    I have never said they need to be Scotts Four Step-ped to death or glow in the dark. A healthy lawn filters out dust from the air and filters runoff almost but not as good as wet lands. Plus the amount of CO2 it absorbs and replaces with oxygen is far more efficient on a square foot basis with a planting of ornamental trees or replaced lawns. Not to mention erosion control.


  5. The White House lawn in question is not the historic protest site that you are thinking of. The protest site/historical green space is called "the Mall" and there is no push to turn it into a garden. The White House lawn is protected by a high, pointy fence and a lot of very serious guards. It gets used at Easter for and egg roll event.

    I'm not surer where the previous anonymous poster is getting his data, but the biomass of a square foot of lawn can't compete with the biomass of a densly planted garden or wild space.

  6. This blogger is missing the point entirely. First of all this is a movement to try and get the new President to plant an organic vegetable garden on those 18 acres of lawn around the white house. Not the ENTIRE lawn either. Probably less than one acre would be fine. This is NOT about the lawn on the "Mall".

    This is a push on our new president to encourage by example, to get people to grow their own food and to stop relying on produce that comes from an average of 1500 miles away, wasting all kinds of resources in fossil fuels and using practices that encourage more pesticide use.

    Growing a vegetable garden on the White House grounds would teach those beautiful girls too about growing things, which is always a positive thing for just about anyone.

    It would harm nothing, and help a lot. Eleanor's "Victory Garden" inspired thousands of families to supplement their diets with home grown produce, and helped ease a nation's burden to provide food when we were entrenched in a World War and a horrible economic situation.

    It's healthier, it's more environmentally sound, and it will encourage preservation of an abundance of heirloom seed varieties that would otherwise be lost to big agri-business.

    If the diarist above loves lawns, so be it, though I would say he/she has a complete lack of creative imagination of what a yard SHOULD look like. A lawn is not an American Icon either, that's a bunch of platitudinous BS. Lawns have been extant all over Europe for centuries. They were boring then, and they are boring now.

    It's time to create a real garden on the White House lawn!

  7. Dear Joy:

    If not for a lawn where would your chidren run around barefoot? in the rose garden?
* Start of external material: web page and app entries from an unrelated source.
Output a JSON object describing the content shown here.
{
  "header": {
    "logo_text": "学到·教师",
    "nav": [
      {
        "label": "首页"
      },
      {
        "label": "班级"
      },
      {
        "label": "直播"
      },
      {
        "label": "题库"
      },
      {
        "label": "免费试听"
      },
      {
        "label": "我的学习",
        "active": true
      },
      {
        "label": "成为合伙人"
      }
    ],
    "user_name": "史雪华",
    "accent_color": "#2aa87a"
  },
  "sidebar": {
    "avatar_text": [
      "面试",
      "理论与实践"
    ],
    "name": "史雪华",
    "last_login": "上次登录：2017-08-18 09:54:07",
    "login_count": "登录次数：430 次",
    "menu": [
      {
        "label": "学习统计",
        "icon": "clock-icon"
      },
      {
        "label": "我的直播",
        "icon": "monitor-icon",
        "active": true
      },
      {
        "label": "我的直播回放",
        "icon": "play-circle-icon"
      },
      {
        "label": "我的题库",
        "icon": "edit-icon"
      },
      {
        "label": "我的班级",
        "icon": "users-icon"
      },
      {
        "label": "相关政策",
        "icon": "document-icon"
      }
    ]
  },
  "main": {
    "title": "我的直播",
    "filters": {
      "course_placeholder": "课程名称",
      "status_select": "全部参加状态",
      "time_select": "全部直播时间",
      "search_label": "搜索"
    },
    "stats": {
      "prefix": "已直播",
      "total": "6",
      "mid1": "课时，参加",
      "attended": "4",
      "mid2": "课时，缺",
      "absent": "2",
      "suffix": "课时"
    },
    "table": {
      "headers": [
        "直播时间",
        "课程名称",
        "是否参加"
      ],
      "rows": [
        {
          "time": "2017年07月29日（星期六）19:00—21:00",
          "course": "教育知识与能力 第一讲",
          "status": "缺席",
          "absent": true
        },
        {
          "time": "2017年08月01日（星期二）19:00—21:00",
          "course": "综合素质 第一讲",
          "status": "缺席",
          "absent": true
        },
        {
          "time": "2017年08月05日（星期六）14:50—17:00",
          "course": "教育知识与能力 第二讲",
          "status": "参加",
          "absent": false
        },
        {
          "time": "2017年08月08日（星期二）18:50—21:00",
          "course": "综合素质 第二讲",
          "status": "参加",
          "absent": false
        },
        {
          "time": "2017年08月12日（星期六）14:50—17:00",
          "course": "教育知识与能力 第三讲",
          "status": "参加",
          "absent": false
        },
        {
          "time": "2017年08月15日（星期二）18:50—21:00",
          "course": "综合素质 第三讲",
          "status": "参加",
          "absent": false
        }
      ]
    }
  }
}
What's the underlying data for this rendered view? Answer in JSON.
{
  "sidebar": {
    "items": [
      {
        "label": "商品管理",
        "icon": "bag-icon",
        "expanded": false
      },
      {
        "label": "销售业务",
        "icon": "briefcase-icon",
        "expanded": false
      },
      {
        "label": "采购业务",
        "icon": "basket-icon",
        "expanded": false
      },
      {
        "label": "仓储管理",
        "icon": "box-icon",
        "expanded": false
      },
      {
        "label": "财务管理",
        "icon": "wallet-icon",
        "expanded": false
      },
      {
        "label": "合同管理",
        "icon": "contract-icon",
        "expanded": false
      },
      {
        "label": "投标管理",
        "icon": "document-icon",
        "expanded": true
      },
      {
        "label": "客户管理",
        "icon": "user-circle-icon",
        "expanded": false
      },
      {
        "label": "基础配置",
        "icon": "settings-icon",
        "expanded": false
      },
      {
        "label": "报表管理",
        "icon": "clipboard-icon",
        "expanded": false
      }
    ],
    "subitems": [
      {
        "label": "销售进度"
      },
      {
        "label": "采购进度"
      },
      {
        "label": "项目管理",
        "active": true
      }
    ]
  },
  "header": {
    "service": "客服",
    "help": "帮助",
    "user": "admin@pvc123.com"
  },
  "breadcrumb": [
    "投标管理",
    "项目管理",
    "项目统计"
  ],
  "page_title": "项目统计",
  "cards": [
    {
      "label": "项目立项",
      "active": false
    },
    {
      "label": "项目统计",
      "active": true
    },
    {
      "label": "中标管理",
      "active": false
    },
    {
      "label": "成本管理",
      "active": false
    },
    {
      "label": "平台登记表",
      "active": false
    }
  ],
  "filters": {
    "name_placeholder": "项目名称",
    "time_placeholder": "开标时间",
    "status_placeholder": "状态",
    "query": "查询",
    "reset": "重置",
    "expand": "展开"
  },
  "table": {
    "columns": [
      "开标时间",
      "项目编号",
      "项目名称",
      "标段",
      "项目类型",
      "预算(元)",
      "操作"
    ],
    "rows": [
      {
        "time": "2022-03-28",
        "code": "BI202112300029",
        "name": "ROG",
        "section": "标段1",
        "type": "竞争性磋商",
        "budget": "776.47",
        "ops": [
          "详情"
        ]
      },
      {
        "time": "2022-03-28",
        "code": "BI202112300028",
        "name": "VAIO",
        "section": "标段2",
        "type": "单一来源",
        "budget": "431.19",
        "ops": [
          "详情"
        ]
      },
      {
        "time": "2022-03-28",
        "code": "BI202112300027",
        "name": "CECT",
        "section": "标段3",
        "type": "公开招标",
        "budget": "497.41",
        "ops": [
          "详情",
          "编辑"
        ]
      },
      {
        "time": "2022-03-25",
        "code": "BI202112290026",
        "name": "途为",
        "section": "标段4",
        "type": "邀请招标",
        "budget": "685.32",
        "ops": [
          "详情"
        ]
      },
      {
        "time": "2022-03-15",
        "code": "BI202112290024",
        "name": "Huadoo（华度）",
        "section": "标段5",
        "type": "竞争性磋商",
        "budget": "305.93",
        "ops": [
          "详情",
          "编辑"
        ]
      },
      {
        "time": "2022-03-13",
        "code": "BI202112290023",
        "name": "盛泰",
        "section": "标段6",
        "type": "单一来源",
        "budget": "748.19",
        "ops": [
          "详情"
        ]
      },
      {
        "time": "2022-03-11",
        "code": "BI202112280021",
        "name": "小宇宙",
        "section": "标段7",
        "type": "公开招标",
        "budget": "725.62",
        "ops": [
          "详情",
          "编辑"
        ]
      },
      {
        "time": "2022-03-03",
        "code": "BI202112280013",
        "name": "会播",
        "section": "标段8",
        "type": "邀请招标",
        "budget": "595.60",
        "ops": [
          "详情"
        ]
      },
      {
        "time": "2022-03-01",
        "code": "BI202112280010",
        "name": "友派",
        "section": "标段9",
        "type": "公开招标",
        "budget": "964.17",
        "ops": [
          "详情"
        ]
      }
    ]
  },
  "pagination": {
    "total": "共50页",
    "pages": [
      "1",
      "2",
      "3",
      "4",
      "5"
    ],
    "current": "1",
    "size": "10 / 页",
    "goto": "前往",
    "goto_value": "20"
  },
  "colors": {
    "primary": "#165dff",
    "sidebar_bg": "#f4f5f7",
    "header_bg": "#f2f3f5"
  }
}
    Where would they play tag, hunt for night crawlers play catch etc.

    Where would they lay at night counting stars or during the day making sculptures from fluffy clouds?

    No one said a lawn need take up the entire garden.

    For a lawn is part of the garden.


  8. I recently came accross your blog and have been reading along. I thought I would leave my first comment. I dont know what to say except that I have enjoyed reading. Nice blog. I will keep visiting this blog very often.



  9. Lawns may symbolize something different to everyone just as a natural environment does. Me?
    Lawns = futility and deprivation

    Nature = co-existence, respect, harmony, fun

    In my yard, I genuinely prefer an exciting thicket of combined sumac, hazelnut, and maple/oak/ash seedlings than lawn for example. I just do.
    It not only provides me with drink, food, and a happening view of wildlife, but it must be right because these plants are native to my region.

  10. Great blog you have here :) and I think lawns do symbolize something different to everyone.